There is much to learn, yet, about the Chile churches, but it will come just as it did with their friends in Tanzania; though their culture is different and their home is thousands of miles away, they have cemented their notions that their spirituality is quite similar to that of the beliefs found in the Western Iowa Synod.
At the recent annual assembly of the Western Iowa Synod, held in Spencer, Bishop Michael Last, Western Iowa Synod, and Pastor President Luis Alvarez, Evangelical Lutheran Church of Chile (IELCH), signed a covenant of companion synod relationship.
"Together in this relationship, both church bodies will pray with and for one another, share talents and resources, share in the vision and mission of Christ, and work to resolve the global challenges before us - all in living out the companion verse, 'that they may all be One' (John 17:21a)," shared Cindy Wells, Storm Lake, Global Programs Coordinator.
Technology made it possible for the 350 in attendance at the assembly in Spencer to see and speak to members and choirs from Chile via Skype. Each church body expressed their commitment to the relationship and even sang with one another in mutual celebration.
Companion synod relationship values include walking together in mutuality, developing sustainable activities, accountability in actions and commitments, and transparency with each other and within each church body.
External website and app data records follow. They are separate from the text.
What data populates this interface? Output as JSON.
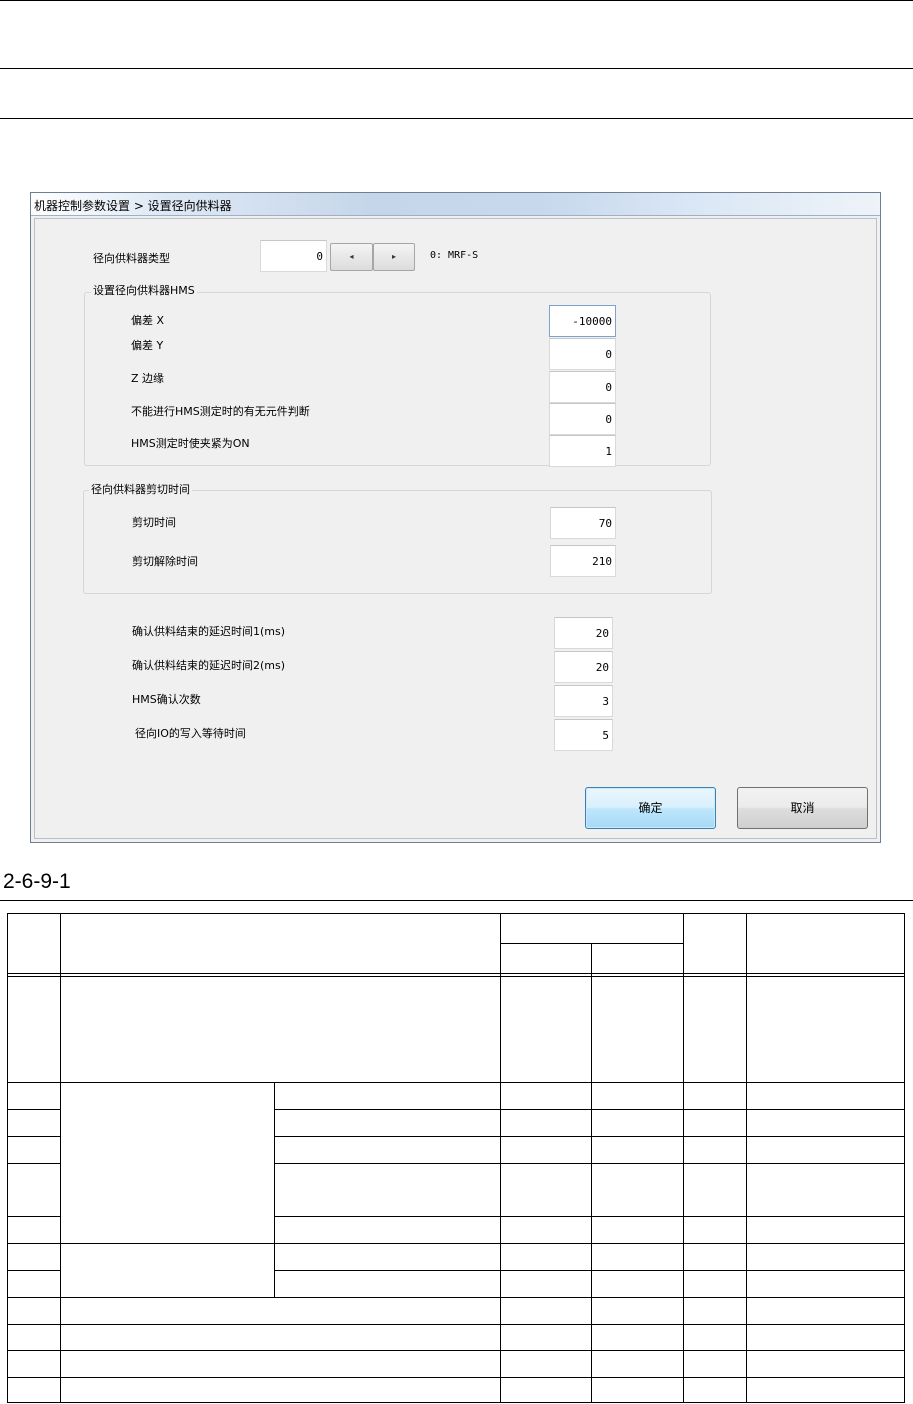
{
  "window": {
    "title": "机器控制参数设置 > 设置径向供料器",
    "feeder_type": {
      "label": "径向供料器类型",
      "value": "0",
      "left_arrow": "◂",
      "right_arrow": "▸",
      "hint": "0: MRF-S"
    },
    "hms_group": {
      "title": "设置径向供料器HMS",
      "fields": [
        {
          "label": "偏差 X",
          "value": "-10000"
        },
        {
          "label": "偏差 Y",
          "value": "0"
        },
        {
          "label": "Z 边缘",
          "value": "0"
        },
        {
          "label": "不能进行HMS测定时的有无元件判断",
          "value": "0"
        },
        {
          "label": "HMS测定时使夹紧为ON",
          "value": "1"
        }
      ]
    },
    "cut_group": {
      "title": "径向供料器剪切时间",
      "fields": [
        {
          "label": "剪切时间",
          "value": "70"
        },
        {
          "label": "剪切解除时间",
          "value": "210"
        }
      ]
    },
    "misc_fields": [
      {
        "label": "确认供料结束的延迟时间1(ms)",
        "value": "20"
      },
      {
        "label": "确认供料结束的延迟时间2(ms)",
        "value": "20"
      },
      {
        "label": "HMS确认次数",
        "value": "3"
      },
      {
        "label": "径向IO的写入等待时间",
        "value": "5"
      }
    ],
    "buttons": {
      "ok": "确定",
      "cancel": "取消"
    }
  },
  "caption": "2-6-9-1"
}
"One strong reason to be in relationship with Chile has to do with their sense of isolation," Wells said. "This isolation is a result of being so far away from each other in a long, thin country, and in a highly Catholic country. Additionally, they are far away from other major Lutheran bodies in the world. Walking alongside the Western Iowa Synod will hopefully strengthen and support them in spirit and in mission."
She added, "The American desire stems from wanting to connect with other cultures as an extension of our church identity, to reach out further in mission, to learn and experience deeper ways of Christian expression, and to better understand the Hispanic church culture and issues."
Besides attending the annual assembly and meeting with many WIS entities interested in this partnership, the visiting group of Pastor President Luis Alvarez, his wife, Maria Elena Esparza, and the IELCH Treasurer, Roberto Dassť, also visited the United Community Health Center and Hospice Program in Storm Lake, the Russ and Beth Winterhof turkey and wind farm in Aurelia, the domestic abuse shelter, St. Olaf Lutheran Church, and the Church of the Damascus Road prison ministry - all in Ft. Dodge - Okoboji and Lutheran Lakeside Bible Camps in Okoboji, and worshipped at First Lutheran in Milford and Immanuel Lutheran in Forest City.